According to a memo sent out by the airline on Wednesday: “Due to the evolving information from health authorities, we will allow crew members and frontline airport employees to wear surgical face masks when on duty at their discretion.”
“We are monitoring the situation closely and will continue to coordinate with the health authorities in Hong Kong and all the ports to which we operate flights.”
The change of policy from Hong Kong’s flagship carrier comes after employees raised concerns that not allowing them to wear masks violated their basic human rights by only allowing the wearing of face masks on some routes, and warned of the “catastrophic” effects of waiting until an employee was struck down by illness before taking action.
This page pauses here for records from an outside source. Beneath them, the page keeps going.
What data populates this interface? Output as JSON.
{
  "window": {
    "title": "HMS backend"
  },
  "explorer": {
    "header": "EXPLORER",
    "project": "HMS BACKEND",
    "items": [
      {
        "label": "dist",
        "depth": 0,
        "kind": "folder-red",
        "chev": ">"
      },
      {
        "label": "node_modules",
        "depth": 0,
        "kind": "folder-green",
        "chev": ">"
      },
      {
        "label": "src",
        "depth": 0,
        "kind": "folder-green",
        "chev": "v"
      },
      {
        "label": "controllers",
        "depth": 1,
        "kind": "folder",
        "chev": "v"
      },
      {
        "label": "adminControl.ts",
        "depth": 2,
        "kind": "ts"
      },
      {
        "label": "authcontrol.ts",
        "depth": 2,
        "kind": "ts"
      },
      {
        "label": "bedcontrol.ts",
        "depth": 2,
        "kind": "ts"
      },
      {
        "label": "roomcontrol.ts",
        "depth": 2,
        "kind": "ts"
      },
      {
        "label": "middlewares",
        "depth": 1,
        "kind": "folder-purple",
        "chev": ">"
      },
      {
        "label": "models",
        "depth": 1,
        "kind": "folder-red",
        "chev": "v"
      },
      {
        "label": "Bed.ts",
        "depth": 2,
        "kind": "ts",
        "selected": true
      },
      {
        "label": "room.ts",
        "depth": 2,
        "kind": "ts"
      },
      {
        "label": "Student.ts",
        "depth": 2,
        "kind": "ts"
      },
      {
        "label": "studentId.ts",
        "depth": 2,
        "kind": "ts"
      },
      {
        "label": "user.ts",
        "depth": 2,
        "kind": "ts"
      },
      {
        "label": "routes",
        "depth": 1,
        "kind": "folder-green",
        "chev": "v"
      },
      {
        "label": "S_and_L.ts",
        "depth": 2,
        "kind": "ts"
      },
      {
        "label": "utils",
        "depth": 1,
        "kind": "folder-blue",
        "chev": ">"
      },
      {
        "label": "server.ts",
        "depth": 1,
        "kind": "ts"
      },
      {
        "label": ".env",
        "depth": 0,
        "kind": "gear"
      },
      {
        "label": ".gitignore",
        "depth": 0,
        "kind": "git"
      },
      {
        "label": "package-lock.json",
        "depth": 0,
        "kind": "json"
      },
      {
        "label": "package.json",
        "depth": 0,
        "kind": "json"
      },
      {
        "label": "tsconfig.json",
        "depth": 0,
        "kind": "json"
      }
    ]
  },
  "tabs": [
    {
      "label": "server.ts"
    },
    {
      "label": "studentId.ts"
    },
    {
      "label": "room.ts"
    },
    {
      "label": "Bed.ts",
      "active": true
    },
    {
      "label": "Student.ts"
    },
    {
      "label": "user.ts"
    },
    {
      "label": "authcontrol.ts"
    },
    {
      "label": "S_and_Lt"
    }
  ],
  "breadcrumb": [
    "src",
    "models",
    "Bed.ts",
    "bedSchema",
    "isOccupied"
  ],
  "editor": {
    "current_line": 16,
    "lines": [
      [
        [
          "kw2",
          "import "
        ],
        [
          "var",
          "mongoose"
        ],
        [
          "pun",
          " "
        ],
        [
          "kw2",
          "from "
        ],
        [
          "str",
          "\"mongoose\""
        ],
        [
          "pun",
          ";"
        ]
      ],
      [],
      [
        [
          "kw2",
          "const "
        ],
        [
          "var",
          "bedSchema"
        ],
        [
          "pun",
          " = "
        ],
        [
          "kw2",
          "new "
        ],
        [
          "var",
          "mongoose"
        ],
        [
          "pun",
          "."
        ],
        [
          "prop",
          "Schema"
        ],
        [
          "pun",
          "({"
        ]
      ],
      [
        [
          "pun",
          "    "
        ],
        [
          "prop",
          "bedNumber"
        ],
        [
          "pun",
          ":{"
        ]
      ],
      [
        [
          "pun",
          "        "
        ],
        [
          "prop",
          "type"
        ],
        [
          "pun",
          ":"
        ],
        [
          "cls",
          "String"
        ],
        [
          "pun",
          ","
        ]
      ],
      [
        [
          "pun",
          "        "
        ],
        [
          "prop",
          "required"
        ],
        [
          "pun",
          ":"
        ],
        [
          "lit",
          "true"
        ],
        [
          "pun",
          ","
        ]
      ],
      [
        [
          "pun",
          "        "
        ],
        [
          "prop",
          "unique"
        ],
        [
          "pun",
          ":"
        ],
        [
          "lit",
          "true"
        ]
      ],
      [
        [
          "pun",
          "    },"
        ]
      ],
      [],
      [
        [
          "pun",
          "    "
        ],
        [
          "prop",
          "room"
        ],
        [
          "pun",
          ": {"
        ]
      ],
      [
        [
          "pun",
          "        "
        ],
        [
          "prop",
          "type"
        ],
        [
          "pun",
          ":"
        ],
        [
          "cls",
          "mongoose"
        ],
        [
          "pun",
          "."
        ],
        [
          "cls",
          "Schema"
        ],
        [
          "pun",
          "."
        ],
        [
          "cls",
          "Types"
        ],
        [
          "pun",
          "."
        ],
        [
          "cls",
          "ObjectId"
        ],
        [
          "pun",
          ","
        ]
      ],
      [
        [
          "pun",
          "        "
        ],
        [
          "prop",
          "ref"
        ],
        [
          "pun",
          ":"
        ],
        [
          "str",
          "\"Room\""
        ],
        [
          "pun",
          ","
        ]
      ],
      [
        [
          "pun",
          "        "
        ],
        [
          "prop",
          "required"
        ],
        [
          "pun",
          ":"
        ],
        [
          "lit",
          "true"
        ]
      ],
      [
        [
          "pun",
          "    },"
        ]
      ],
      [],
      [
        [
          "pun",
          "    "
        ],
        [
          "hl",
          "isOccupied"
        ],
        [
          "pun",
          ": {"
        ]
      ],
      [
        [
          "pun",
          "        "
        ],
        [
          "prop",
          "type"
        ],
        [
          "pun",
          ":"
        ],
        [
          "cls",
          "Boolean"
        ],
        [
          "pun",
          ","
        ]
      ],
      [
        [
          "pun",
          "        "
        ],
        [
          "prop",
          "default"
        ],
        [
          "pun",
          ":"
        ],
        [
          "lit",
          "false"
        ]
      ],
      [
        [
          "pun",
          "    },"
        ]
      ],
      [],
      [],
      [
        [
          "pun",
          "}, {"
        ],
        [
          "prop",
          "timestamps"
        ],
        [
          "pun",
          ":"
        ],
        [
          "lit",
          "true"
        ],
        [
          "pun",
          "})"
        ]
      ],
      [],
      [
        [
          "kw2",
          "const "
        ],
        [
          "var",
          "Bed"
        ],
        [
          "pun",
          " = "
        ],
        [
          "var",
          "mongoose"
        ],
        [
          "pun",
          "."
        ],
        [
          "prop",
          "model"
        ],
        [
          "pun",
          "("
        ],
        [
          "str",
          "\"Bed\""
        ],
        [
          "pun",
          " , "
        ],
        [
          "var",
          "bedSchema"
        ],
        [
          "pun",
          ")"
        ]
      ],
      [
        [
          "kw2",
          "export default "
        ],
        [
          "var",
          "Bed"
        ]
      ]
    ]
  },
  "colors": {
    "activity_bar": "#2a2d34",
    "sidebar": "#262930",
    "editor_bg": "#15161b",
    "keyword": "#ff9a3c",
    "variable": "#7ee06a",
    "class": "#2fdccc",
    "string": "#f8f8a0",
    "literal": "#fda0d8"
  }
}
Previously, only cabin crew on flights to mainland China were allowed to wear face masks. But on Wednesday – with cases of the Wuhan coronavirus reported in Taiwan, Japan, Thailand and the United States – the airline announced it had extended permission to all flights.
In the hours leading up to Cathay’s announcement, the Flight Attendants Union advised all cabin crew to raise their concerns directly to the airline by emailing their managers.
“We are pleased to hear the company’s decision. A lot of members actually wrote to the company directly to raise their concerns. We appreciate the company listening to the employees and finally making this decision,” said Amber Suen, the union’s internal vice-chairwoman.
One Cathay Pacific flight attendant – who asked to remain anonymous – hoped that if such an occurred outbreak in future, the airline would grant permission more promptly.“This should become a long-standing policy, that whenever there is such an outbreak, staff should be allowed to wear masks,” the employee told the SCMP.
The airline subsequently announced that all flights to and from Wuhan will be cancelled until 29 February.